Dust of Days is an romping alternative rock act hailing from the New Jersey area first formed in 2009 and featuring the talents of songwriter and drummer Frank Lettieri Jr. over the course of three releases. The third release and second full length album Analog Mind Bender has been four years in the making, but there’s never any sense listening to the twelve songs that they’ve been unduly overworked and drained of their blood and marrow. The performances have a remarkably natural and even live sound – the level of intimacy they achieve, for a rock band, is nothing short of exceptional. These are songs that lunge straight for the heart of human experiences and never attempt to cheat or shortcut the listener – they fully develop their ideas, package everything inside of strong production, and present a product that never dares pandering to its target audience. Some listeners might find that twelve songs are perhaps a song or two too many, but a lot more are going to find this a perfectly measured rock album for the times.
They open with the title song. It has a nicely striding riff, a dense musical attack, and their own distinctive take on the genre blending elements of classic rock with a more modern approach. They clearly show themselves capable of gritty lyricism that only a few bands of this ilk can muster and this blending of the current and retro has a combustible spark. “Aurora” is cut from the same rugged mold as the opener but there’s a much more intensely claustrophobic feel about this track than we experienced during the first song and the variations of vocal delivery are equally notable. “Heavy” is propelled by a bulldozer central riff and the band is wise to stick to it for the majority of the song, only switching gears for a few passages with tremendous effect. The focus here is undeniable. Dust of Days kicks off “Little Angel” with some methodical, less than ethereal riffing and the the song settles into a moody, spartan guitar driven groove during the verses.
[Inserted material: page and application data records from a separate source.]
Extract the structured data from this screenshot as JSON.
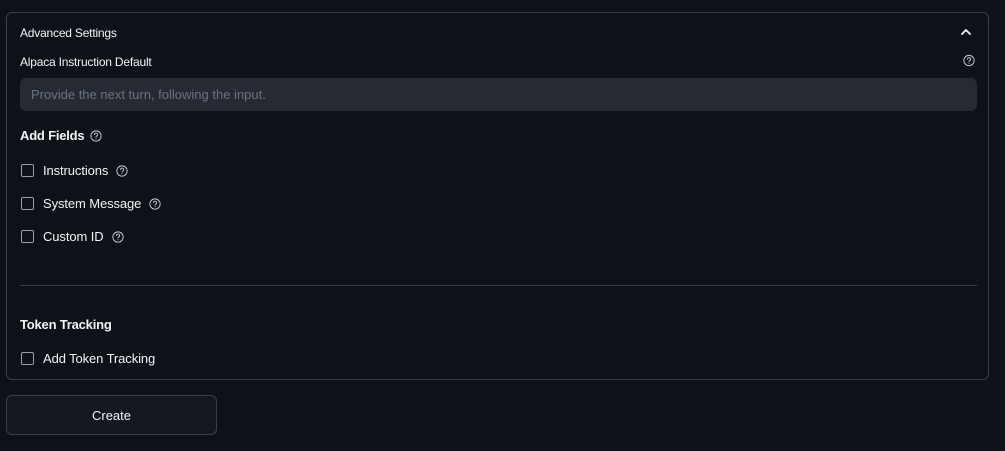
{
  "advanced_settings": {
    "title": "Advanced Settings",
    "expanded": true,
    "collapse_icon": "chevron-up-icon"
  },
  "alpaca_instruction": {
    "label": "Alpaca Instruction Default",
    "value": "",
    "placeholder": "Provide the next turn, following the input.",
    "help_icon": "help-circle-icon"
  },
  "add_fields": {
    "title": "Add Fields",
    "options": [
      {
        "label": "Instructions",
        "checked": false
      },
      {
        "label": "System Message",
        "checked": false
      },
      {
        "label": "Custom ID",
        "checked": false
      }
    ]
  },
  "token_tracking": {
    "title": "Token Tracking",
    "option": {
      "label": "Add Token Tracking",
      "checked": false
    }
  },
  "create_button": {
    "label": "Create"
  },
  "colors": {
    "background": "#0e1117",
    "border": "#3a3f4a",
    "input_bg": "#262a33",
    "text": "#f3f4f6",
    "placeholder": "#6b7280"
  }
}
This is one of the album’s better songs thanks to the exceptional sharp dynamic sense the band presents for listeners.